Many responders believe if they feel physically rested they are, concurrently, mentally rested. In reality, when the physical body is resting, the brain is not resting at all. In fact, the brain is surprisingly active while the body rests, suggesting the body rests so the brain may have access to the extra glucose (energy) to do its heavy lifting.
And what is the brain doing while you sleep? Findings in neuroscience suggest the brain is sorting through all the data and experiences from the previous waking period, storing and cataloging the events for future use. After the storing and cataloging is complete, the brain clears the proverbial slate for the next waking period where new experiences can be gathered and the process starts all over again.
While you are sleeping, your brain can also continue to work on problems that may have perplexed you during your previous waking period. This has led to the sage advice that when you have to make an important decision, you should first sleep on it. There is scientific evidence to support this notion. Research participants given complex problems before they go to sleep often produce more accurate solutions after a good night’s sleep. Conversely, participants who have their sleep patterns interrupted, produce lower test scores. Thus, fatigue and sleep deprivation cannot only impact short-term performance and memory, it can also impact long-term memory and recall.

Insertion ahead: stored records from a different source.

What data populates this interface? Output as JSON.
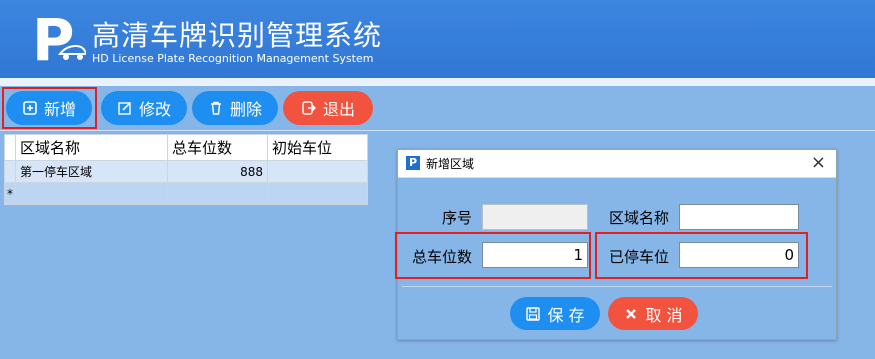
{
  "header": {
    "title_cn": "高清车牌识别管理系统",
    "title_en": "HD License Plate Recognition Management System",
    "logo_letter": "P"
  },
  "toolbar": {
    "add_label": "新增",
    "edit_label": "修改",
    "delete_label": "删除",
    "exit_label": "退出"
  },
  "grid": {
    "columns": [
      "区域名称",
      "总车位数",
      "初始车位"
    ],
    "rows": [
      {
        "marker": "",
        "name": "第一停车区域",
        "total": "888",
        "initial": ""
      },
      {
        "marker": "*",
        "name": "",
        "total": "",
        "initial": ""
      }
    ]
  },
  "dialog": {
    "title": "新增区域",
    "icon_letter": "P",
    "close": "×",
    "fields": {
      "seq_label": "序号",
      "seq_value": "",
      "area_label": "区域名称",
      "area_value": "",
      "total_label": "总车位数",
      "total_value": "1",
      "parked_label": "已停车位",
      "parked_value": "0"
    },
    "save_label": "保 存",
    "cancel_label": "取 消"
  },
  "colors": {
    "header_bg": "#2f77d3",
    "background": "#86b5e8",
    "button_blue": "#1e8ff0",
    "button_red": "#f2533e",
    "highlight_red": "#e31f1f"
  }
}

Responders who work long hours should be provided with opportunities to rest their brains. It’s not a matter of being lazy as some elected or appointed administrators may critically suggest. It’s a matter of personal safety and improving brain function, critical thinking, problem solving, situational awareness and decision making.

Dr. GasawayAbout the Author

Dr. Gasaway is widely considered one of the nation’s leading authorities on situational awareness and the human factors that complicate first responder decision making. In addition to his 30-plus year career in the fire service, including 22 years as a fire chief, Dr. Gasaway has a second passion: Uncovering and applying research in brain science for the benefit of first responders. His website, Situational Awareness Matters (www.SAMatters.com) welcomes 50,000 visitors a month from 156 countries. He can be reached via e-mail at Support@RichGasaway.com.